In a recession people cope by giving up a few luxuries.  But this time they can’t give up the luxury of running a car because the alternative options have been taken away.

Fiddling with fuel duty is political pantomime.  Fuel prices are not a problem because they’re especially high — adjusted for inflation they’re not that high.  Fuel prices are a problem because we’re in a recession where people can’t afford luxuries like private motoring — but many find themselves with no alternatives to running a car.  Dropping a penny or two from fuel duty doesn’t change the fact that cars are unaffordable luxuries in recessions.  There is no single quick fix to the problem that we have built ourselves into, but it requires that the government starts putting money and effort into the multiple real solutions now.  The only thing that fiddling with fuel duty does do is send a message to motorists: you don’t need to do anything to change your behaviour or fix this problem; just keep whining and we’ll respond with more tax tweaks.

The chancellor is paying for the cuts in fuel duty with an increase in the levy on oil extraction: ultimately, therefore, the oil companies will be paying for it out of the increased profits that come with higher prices.  (Never mind that this clever scheme can only last as long as Britain’s oil fields, which are well past peak production and in decline.)  He calls the scheme a fuel price “stabiliser”, reinforcing the fantasy that one day oil will be cheap and abundant again: when oil falls back below $75 per barrel (it won’t), fuel duty will rise again, and the extraction levy fall.

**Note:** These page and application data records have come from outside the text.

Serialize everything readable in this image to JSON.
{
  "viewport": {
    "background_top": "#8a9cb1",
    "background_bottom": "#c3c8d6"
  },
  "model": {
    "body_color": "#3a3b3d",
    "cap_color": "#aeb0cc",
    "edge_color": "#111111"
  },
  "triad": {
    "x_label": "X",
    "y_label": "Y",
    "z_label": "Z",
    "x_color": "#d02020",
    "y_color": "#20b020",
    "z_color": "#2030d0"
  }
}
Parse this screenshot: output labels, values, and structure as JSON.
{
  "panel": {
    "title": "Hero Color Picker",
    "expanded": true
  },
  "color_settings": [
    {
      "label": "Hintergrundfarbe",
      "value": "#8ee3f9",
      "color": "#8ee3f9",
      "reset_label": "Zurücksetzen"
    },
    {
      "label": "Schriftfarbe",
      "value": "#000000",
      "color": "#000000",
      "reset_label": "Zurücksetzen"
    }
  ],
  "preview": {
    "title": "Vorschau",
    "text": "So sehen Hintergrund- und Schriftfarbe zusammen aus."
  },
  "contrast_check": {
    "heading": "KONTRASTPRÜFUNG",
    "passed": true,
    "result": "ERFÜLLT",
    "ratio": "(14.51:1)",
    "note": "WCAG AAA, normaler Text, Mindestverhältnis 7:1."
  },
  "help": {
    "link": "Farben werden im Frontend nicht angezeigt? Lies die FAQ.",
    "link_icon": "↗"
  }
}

Also in the budget there was fiddling with the tax-free mileage allowance for people who drive their own cars at work (rising from 40p to 45p per mile); and to the tax on company cars.  I don’t think there’s anything interesting to say about either — they’re minor tweaks.  There are no changes to the cycle to work (tax free bicycle benefit) scheme.  The budget does abolish tax deductible “cycle to work breakfasts”, as recommended by the Office for Tax Simplification.  I’d never heard of the benefit before and would have difficulty believing it had any importance.

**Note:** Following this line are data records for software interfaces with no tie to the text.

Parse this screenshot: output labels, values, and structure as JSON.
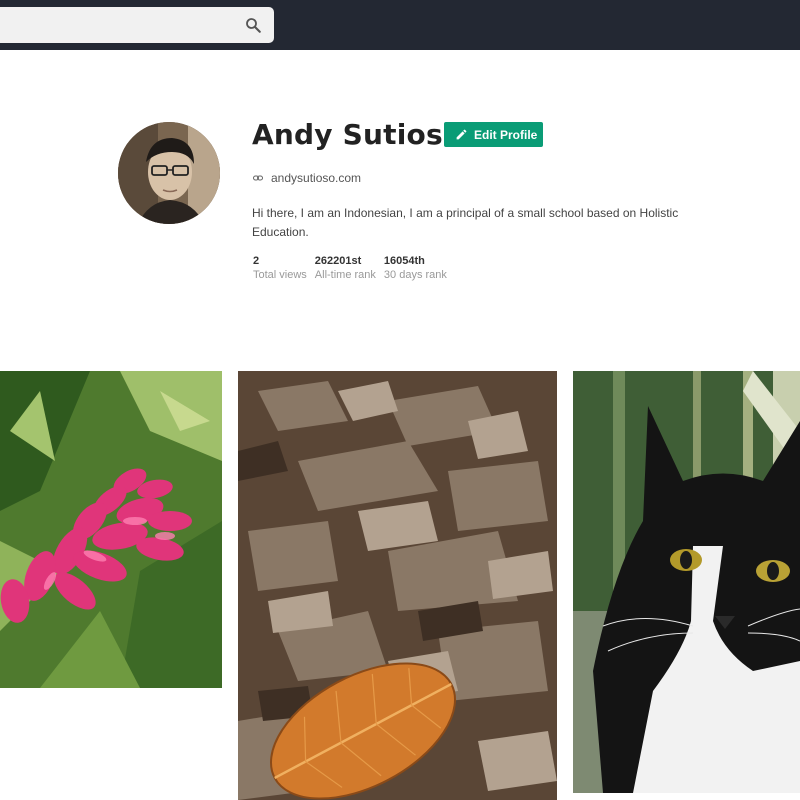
{
  "header": {
    "search": {
      "value": "",
      "placeholder": "",
      "icon": "search-icon"
    }
  },
  "profile": {
    "name": "Andy Sutioso",
    "edit_label": "Edit Profile",
    "website": "andysutioso.com",
    "bio": "Hi there, I am an Indonesian, I am a principal of a small school based on Holistic Education.",
    "stats": [
      {
        "value": "2",
        "label": "Total views"
      },
      {
        "value": "262201st",
        "label": "All-time rank"
      },
      {
        "value": "16054th",
        "label": "30 days rank"
      }
    ]
  },
  "photos": [
    "pink flower",
    "fallen leaves",
    "black and white cat"
  ],
  "colors": {
    "topbar": "#232833",
    "accent": "#0a9c76"
  }
}
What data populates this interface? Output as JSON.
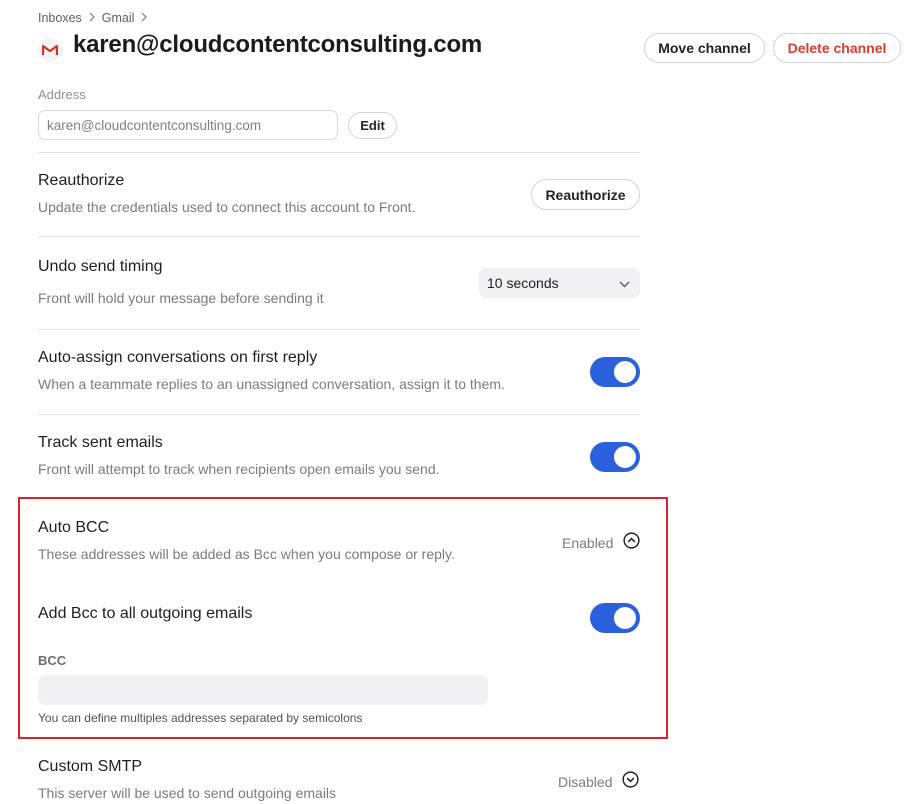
{
  "breadcrumb": {
    "items": [
      "Inboxes",
      "Gmail"
    ]
  },
  "header": {
    "title": "karen@cloudcontentconsulting.com",
    "move_label": "Move channel",
    "delete_label": "Delete channel"
  },
  "address": {
    "label": "Address",
    "value": "karen@cloudcontentconsulting.com",
    "edit_label": "Edit"
  },
  "reauthorize": {
    "title": "Reauthorize",
    "description": "Update the credentials used to connect this account to Front.",
    "button_label": "Reauthorize"
  },
  "undo_send": {
    "title": "Undo send timing",
    "description": "Front will hold your message before sending it",
    "selected": "10 seconds"
  },
  "auto_assign": {
    "title": "Auto-assign conversations on first reply",
    "description": "When a teammate replies to an unassigned conversation, assign it to them.",
    "enabled": true
  },
  "track_sent": {
    "title": "Track sent emails",
    "description": "Front will attempt to track when recipients open emails you send.",
    "enabled": true
  },
  "auto_bcc": {
    "title": "Auto BCC",
    "description": "These addresses will be added as Bcc when you compose or reply.",
    "status": "Enabled",
    "add_all_title": "Add Bcc to all outgoing emails",
    "add_all_enabled": true,
    "bcc_label": "BCC",
    "bcc_value": "",
    "hint": "You can define multiples addresses separated by semicolons"
  },
  "custom_smtp": {
    "title": "Custom SMTP",
    "description": "This server will be used to send outgoing emails",
    "status": "Disabled"
  },
  "colors": {
    "accent": "#2b60dc",
    "danger": "#e0392f",
    "highlight_border": "#d9232d"
  },
  "icons": {
    "channel": "gmail-icon",
    "crumb_separator": "chevron-right-icon",
    "select": "chevron-down-icon",
    "expanded": "chevron-up-circle-icon",
    "collapsed": "chevron-down-circle-icon"
  }
}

Far more important than any of this headline grabbing tax fiddling, but barely talked about, is the fact that this budget steps beyond its traditional remit and strides into the field of planning law, kicking down many of the safeguards against bad planning that were introduced over the past twenty years.  To aid employment and economic recovery, the chancellor announced the introduction of “enterprise zones”: 21 areas in cities around the UK England where companies moving into the zone could benefit from tax breaks and a streamlined planning process that is weighted in favour of any proposed development.  When done well — with careful consideration of residential, retail, employment and transport needs — planned redevelopment can work excellently.  The Docklands are not a bad example.  But without that careful consideration and planning control, quick-profit companies will build edge-of-town low rise offices and big barn retail outlets in a sea of sprawling car parks — exactly the kind of bad development that helps drive the car-dependency problem.  At the exact moment when action to reverse poor planning is most needed, the government is dropping the guards against it.

The precise details of these zones have yet to be announced, so we don’t know how bad they will be.  The “West of England” zone could be an excellent mixed development of appropriate density with decent architecture and public spaces replacing the harbourside wastelands and scruffy industrial estates near Bristol Temple Meads station; more likely it will be barns and staff car parks amongst the motorways on the northern fringes.  The London zone could be a revived Battersea, but it might be a cloned Brent Cross.  The government has the power to put innovation and employment back into our city centres, where people don’t need to struggle to support a car.  But it also has the option to push existing businesses out into isolated industrial estate zones, sucking life out of cities, forcing people into cars, and moving congestion to the next level.  So far, the signs suggest the latter.